Chromium is an essential trace mineral that plays an important role in various physiological processes in the human body. Its primary function is to enhance the action of insulin, a hormone that regulates blood sugar levels, by facilitating the uptake of glucose into cells.
Function of Chromium
- Glucose metabolism: Chromium enhances insulin sensitivity, which helps to improve the uptake and utilization of glucose by the body’s cells. This can help to regulate blood sugar levels, which is particularly important for people with diabetes.
- Lipid metabolism: Chromium also helps to regulate lipid metabolism, which can have a positive effect on cholesterol levels and heart health.
- Weight management: Some studies have suggested that chromium may have a role in promoting weight loss by reducing appetite, increasing metabolism, and improving body composition.
- Brain function: Chromium may also have a positive effect on brain function, including memory and cognitive performance.
- Immune function: There is some evidence to suggest that chromium may play a role in immune function, although more research is needed to fully understand this connection.
Sources of Chromium
- Broccoli: Broccoli is a great source of chromium. Half a cup of cooked broccoli contains approximately 11 micrograms of chromium.
- Grapes: Grapes are another good source of chromium. One cup of grapes contains approximately 8 micrograms of chromium.
- Whole grains: Whole grains, such as whole wheat bread and brown rice, contain small amounts of chromium.
- Meat: Meat, particularly beef and liver, contain small amounts of chromium.
- Nuts and seeds: Nuts and seeds, such as peanuts, almonds, and sunflower seeds, contain small amounts of chromium.
- Brewer’s yeast: Brewer’s yeast is a good source of chromium.

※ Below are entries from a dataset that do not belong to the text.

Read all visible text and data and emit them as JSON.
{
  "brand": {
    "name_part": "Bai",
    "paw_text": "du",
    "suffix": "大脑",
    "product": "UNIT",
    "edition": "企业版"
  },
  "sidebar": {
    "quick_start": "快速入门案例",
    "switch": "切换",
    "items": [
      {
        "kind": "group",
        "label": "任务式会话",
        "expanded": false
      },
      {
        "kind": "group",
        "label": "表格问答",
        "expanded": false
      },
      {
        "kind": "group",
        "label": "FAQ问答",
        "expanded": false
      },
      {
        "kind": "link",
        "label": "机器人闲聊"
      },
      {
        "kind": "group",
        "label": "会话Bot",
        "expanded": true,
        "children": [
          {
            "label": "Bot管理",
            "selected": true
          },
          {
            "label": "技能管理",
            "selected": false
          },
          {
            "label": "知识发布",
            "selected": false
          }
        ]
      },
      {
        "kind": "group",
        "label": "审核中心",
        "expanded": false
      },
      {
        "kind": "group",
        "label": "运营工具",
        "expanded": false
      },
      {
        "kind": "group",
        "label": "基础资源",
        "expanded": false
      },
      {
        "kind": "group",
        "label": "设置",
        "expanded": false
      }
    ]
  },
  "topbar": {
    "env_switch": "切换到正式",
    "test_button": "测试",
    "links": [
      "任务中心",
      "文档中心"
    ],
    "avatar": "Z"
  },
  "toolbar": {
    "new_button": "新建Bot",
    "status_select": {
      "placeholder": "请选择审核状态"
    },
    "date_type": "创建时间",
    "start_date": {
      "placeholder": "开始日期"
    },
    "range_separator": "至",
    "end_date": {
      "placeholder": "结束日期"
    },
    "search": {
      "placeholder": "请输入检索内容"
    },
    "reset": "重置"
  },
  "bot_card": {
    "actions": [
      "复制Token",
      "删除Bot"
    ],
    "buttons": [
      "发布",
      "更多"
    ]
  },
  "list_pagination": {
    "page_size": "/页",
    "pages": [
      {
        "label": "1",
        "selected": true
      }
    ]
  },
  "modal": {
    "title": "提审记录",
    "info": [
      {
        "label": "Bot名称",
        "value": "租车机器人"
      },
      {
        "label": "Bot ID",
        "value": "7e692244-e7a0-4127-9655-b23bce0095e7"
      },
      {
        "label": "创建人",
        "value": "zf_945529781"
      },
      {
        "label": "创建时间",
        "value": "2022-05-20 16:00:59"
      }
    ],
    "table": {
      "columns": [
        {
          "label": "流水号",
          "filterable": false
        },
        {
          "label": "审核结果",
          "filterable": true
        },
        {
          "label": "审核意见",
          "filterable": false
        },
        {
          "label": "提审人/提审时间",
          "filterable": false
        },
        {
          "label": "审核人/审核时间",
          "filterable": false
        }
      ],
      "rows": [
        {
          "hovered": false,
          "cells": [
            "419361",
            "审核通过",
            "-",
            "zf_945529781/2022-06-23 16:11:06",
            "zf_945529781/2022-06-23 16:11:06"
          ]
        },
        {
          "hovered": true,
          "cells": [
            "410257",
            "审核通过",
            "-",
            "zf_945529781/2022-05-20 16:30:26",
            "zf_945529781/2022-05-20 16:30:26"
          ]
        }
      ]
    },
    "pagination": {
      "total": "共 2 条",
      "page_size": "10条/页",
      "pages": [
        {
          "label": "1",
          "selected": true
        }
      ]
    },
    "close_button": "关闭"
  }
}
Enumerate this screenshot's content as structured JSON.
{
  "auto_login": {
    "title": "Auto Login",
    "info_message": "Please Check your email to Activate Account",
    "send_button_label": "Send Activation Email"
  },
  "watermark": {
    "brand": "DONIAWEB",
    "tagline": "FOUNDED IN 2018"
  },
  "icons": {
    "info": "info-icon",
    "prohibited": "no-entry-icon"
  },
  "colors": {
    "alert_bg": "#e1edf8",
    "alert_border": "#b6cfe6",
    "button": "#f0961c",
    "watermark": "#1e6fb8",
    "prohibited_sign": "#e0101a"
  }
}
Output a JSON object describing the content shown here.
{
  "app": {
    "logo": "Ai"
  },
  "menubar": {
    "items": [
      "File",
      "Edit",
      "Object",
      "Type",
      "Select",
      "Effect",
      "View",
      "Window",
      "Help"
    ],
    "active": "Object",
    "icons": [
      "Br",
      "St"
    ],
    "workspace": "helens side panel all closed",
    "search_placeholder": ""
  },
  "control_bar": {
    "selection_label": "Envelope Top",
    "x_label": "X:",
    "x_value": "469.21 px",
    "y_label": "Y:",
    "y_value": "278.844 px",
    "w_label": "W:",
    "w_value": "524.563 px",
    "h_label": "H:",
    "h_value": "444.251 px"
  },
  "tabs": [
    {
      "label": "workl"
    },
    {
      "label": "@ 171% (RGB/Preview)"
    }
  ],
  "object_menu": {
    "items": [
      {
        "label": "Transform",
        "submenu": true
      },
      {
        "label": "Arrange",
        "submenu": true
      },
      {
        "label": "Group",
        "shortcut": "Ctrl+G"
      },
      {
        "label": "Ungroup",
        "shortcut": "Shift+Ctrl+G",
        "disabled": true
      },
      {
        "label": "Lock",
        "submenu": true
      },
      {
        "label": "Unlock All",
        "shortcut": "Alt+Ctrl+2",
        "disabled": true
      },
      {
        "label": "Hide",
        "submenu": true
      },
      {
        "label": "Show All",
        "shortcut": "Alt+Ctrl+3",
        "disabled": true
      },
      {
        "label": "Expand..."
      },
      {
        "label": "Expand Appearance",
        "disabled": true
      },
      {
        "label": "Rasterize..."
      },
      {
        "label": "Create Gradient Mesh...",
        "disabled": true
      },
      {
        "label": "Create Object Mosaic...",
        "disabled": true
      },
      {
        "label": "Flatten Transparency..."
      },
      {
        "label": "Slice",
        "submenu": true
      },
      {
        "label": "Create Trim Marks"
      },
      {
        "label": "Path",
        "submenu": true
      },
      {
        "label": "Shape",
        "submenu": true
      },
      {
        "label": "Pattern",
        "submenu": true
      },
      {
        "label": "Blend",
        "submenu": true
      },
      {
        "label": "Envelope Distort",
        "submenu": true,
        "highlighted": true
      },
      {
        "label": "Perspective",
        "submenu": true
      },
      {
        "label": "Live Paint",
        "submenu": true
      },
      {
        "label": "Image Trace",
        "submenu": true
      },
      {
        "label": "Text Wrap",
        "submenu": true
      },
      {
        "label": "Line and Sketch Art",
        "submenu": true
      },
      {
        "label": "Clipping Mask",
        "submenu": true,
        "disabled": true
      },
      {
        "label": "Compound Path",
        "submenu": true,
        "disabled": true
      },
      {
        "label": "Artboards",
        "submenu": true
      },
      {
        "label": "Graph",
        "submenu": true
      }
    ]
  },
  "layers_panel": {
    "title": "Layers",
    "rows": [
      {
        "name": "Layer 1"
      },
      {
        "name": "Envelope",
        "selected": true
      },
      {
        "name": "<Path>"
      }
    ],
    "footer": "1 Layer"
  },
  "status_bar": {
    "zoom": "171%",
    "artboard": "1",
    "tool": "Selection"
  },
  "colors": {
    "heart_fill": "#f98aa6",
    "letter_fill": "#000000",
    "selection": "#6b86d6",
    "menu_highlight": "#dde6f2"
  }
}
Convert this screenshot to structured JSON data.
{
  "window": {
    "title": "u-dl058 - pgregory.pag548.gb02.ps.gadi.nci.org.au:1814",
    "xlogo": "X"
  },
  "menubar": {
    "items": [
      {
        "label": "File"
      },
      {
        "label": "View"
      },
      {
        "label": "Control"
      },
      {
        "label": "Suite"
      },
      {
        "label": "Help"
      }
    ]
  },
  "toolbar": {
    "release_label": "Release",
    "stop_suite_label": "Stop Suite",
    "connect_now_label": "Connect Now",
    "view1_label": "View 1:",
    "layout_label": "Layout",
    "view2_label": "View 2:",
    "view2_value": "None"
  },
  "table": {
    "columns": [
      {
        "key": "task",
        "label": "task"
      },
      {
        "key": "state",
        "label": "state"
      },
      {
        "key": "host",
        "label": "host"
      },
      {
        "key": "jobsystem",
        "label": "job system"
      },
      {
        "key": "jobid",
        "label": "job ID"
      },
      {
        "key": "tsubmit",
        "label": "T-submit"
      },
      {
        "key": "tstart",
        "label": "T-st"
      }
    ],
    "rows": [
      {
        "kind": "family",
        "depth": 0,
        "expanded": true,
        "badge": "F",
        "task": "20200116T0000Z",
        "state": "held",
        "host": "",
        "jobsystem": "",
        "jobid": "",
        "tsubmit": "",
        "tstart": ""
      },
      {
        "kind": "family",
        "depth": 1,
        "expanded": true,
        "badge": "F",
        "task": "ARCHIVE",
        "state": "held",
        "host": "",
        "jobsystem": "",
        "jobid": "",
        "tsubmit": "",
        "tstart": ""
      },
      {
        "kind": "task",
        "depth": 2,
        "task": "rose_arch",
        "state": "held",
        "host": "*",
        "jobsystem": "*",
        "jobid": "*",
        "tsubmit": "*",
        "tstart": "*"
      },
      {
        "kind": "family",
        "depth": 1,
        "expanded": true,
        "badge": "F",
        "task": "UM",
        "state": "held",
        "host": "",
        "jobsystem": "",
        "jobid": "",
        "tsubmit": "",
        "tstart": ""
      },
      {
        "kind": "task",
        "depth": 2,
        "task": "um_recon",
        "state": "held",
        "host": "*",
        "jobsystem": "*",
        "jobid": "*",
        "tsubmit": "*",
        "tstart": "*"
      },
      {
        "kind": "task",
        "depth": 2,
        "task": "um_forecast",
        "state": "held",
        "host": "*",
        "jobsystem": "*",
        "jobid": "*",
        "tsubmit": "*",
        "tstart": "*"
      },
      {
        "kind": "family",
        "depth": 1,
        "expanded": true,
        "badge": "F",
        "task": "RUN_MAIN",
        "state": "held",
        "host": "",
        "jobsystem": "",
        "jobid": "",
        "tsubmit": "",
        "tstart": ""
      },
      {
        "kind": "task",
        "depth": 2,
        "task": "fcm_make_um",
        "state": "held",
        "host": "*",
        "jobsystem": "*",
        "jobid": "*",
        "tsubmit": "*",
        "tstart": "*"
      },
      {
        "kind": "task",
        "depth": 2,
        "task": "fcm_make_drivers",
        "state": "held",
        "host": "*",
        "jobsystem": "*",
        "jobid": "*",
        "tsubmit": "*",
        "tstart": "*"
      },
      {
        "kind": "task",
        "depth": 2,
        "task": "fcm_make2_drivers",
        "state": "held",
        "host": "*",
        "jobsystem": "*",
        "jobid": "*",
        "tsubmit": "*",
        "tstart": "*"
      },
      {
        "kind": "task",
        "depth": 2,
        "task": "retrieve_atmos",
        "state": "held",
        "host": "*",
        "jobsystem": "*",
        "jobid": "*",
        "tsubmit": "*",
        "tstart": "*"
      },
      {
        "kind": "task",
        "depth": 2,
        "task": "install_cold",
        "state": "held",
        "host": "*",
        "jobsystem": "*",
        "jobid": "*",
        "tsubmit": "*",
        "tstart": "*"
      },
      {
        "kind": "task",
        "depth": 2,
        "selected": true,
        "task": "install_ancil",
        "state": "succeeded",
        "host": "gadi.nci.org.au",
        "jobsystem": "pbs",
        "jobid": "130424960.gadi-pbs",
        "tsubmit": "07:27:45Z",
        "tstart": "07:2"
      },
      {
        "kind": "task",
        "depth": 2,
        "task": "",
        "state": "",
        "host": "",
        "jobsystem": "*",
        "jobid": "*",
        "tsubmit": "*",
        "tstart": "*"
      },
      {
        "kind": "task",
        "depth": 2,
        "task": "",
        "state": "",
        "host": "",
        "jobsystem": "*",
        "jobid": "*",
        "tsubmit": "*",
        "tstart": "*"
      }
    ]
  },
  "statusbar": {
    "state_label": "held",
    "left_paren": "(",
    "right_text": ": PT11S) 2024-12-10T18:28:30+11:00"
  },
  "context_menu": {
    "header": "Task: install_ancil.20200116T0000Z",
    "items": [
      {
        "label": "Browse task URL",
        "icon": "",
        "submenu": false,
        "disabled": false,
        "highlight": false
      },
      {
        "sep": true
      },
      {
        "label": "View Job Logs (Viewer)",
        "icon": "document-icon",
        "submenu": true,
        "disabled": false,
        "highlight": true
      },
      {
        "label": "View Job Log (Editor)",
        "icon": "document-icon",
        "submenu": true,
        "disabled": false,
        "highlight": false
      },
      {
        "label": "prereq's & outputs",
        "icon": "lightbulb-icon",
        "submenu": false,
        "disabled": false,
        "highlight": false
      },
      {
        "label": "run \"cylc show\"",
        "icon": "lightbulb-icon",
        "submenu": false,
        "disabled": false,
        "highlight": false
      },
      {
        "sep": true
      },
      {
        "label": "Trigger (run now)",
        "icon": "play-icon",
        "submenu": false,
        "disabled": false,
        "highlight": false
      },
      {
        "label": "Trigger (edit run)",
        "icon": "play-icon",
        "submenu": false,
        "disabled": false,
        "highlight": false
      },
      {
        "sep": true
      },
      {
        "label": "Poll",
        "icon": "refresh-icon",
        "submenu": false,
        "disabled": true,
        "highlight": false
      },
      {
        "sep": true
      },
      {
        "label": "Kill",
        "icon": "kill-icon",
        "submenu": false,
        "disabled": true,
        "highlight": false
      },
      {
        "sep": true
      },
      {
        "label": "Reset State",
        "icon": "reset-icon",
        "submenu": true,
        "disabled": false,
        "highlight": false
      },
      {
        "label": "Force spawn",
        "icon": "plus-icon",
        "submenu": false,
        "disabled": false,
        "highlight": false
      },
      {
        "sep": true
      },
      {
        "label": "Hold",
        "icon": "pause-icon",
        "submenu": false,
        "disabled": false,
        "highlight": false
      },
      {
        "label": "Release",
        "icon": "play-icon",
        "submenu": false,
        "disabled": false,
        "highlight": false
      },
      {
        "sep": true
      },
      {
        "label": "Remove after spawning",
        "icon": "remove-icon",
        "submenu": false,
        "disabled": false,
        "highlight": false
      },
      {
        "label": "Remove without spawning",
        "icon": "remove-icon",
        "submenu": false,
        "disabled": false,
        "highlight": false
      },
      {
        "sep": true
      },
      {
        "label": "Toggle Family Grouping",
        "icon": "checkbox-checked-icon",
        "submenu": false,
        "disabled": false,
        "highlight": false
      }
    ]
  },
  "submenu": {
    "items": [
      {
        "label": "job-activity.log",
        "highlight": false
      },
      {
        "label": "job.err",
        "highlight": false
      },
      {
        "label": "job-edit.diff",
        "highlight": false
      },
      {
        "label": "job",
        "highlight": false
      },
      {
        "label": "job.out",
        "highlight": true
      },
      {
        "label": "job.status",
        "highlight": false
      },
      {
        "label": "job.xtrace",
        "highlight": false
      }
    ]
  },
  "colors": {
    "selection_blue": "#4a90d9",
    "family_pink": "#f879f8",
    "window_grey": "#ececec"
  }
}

One tablespoon of brewer’s yeast contains approximately 15 micrograms of chromium.
- Green beans: Green beans are a source of chromium. One cup of cooked green beans contains approximately 3 micrograms of chromium.
- Cheese: Cheese, particularly cheddar cheese, contains small amounts of chromium.
The recommended daily intake of chromium varies depending on age and sex, but ranges from 20 to 45 micrograms per day for most adults. It is important to note that excessive intake of chromium supplements can be harmful and may cause adverse effects. It is generally recommended to get chromium from food sources rather than supplements.
Causes and Symptoms of deficiency
Chromium deficiency is rare, as only a small amount of chromium is needed to meet the body’s needs. However, there are several factors that can increase the risk of chromium deficiency, including:
- Inadequate dietary intake: Chromium is found in a variety of foods, including whole grains, nuts, broccoli, green beans, and meat. People who consume a diet high in processed foods and low in whole foods may not get enough chromium.
- Diabetes: People with diabetes are at increased risk of chromium deficiency because they excrete more chromium in their urine and may have increased chromium requirements.
- Pregnancy and breastfeeding: Pregnant and breastfeeding women have increased chromium requirements and may become deficient if they don’t consume enough chromium-rich foods.
- Infections or stress: Infections and stress can increase the body’s demand for chromium, which can lead to deficiency if dietary intake is inadequate.
- Certain medications: Some medications, such as antacids, corticosteroids, and certain diuretics, can interfere with chromium absorption and increase the risk of deficiency.
- Genetic factors: Some people may have genetic variations that affect their ability to absorb and use chromium effectively.
Symptoms of chromium deficiency may include:
- Impaired glucose metabolism
- Elevated blood sugar levels
- Reduced insulin sensitivity
- Increased risk of diabetes
- Peripheral neuropathy
- Weight loss
It is important to note that these symptoms can also be caused by other underlying health conditions, and a healthcare professional should be consulted for proper diagnosis and treatment.